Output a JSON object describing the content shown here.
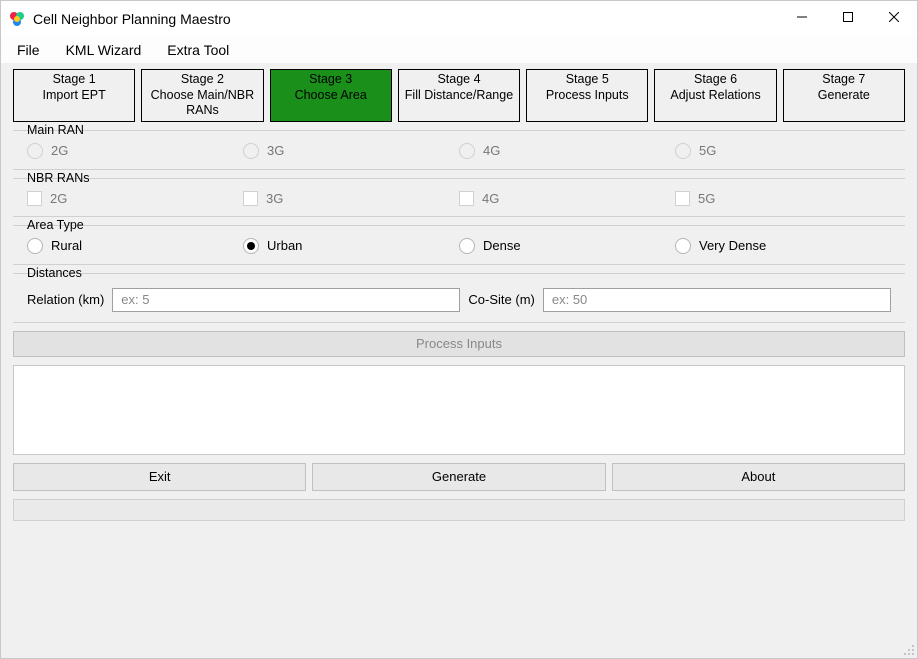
{
  "title": "Cell Neighbor Planning Maestro",
  "menu": {
    "file": "File",
    "kml": "KML Wizard",
    "extra": "Extra Tool"
  },
  "stages": [
    {
      "l1": "Stage 1",
      "l2": "Import EPT"
    },
    {
      "l1": "Stage 2",
      "l2": "Choose Main/NBR RANs"
    },
    {
      "l1": "Stage 3",
      "l2": "Choose Area"
    },
    {
      "l1": "Stage 4",
      "l2": "Fill Distance/Range"
    },
    {
      "l1": "Stage 5",
      "l2": "Process Inputs"
    },
    {
      "l1": "Stage 6",
      "l2": "Adjust Relations"
    },
    {
      "l1": "Stage 7",
      "l2": "Generate"
    }
  ],
  "active_stage_index": 2,
  "groups": {
    "main_ran": {
      "label": "Main RAN",
      "options": [
        "2G",
        "3G",
        "4G",
        "5G"
      ]
    },
    "nbr_rans": {
      "label": "NBR RANs",
      "options": [
        "2G",
        "3G",
        "4G",
        "5G"
      ]
    },
    "area_type": {
      "label": "Area Type",
      "options": [
        "Rural",
        "Urban",
        "Dense",
        "Very Dense"
      ],
      "selected": "Urban"
    },
    "distances": {
      "label": "Distances",
      "relation_label": "Relation (km)",
      "relation_placeholder": "ex: 5",
      "cosite_label": "Co-Site (m)",
      "cosite_placeholder": "ex: 50"
    }
  },
  "buttons": {
    "process": "Process Inputs",
    "exit": "Exit",
    "generate": "Generate",
    "about": "About"
  }
}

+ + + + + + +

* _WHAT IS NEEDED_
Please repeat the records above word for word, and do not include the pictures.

* _EXERCISE RESULT_
Output a JSON object describing the content shown here.
{
  "title": "Cell Neighbor Planning Maestro",
  "menu": {
    "file": "File",
    "kml": "KML Wizard",
    "extra": "Extra Tool"
  },
  "stages": [
    {
      "l1": "Stage 1",
      "l2": "Import EPT"
    },
    {
      "l1": "Stage 2",
      "l2": "Choose Main/NBR RANs"
    },
    {
      "l1": "Stage 3",
      "l2": "Choose Area"
    },
    {
      "l1": "Stage 4",
      "l2": "Fill Distance/Range"
    },
    {
      "l1": "Stage 5",
      "l2": "Process Inputs"
    },
    {
      "l1": "Stage 6",
      "l2": "Adjust Relations"
    },
    {
      "l1": "Stage 7",
      "l2": "Generate"
    }
  ],
  "active_stage_index": 2,
  "groups": {
    "main_ran": {
      "label": "Main RAN",
      "options": [
        "2G",
        "3G",
        "4G",
        "5G"
      ]
    },
    "nbr_rans": {
      "label": "NBR RANs",
      "options": [
        "2G",
        "3G",
        "4G",
        "5G"
      ]
    },
    "area_type": {
      "label": "Area Type",
      "options": [
        "Rural",
        "Urban",
        "Dense",
        "Very Dense"
      ],
      "selected": "Urban"
    },
    "distances": {
      "label": "Distances",
      "relation_label": "Relation (km)",
      "relation_placeholder": "ex: 5",
      "cosite_label": "Co-Site (m)",
      "cosite_placeholder": "ex: 50"
    }
  },
  "buttons": {
    "process": "Process Inputs",
    "exit": "Exit",
    "generate": "Generate",
    "about": "About"
  }
}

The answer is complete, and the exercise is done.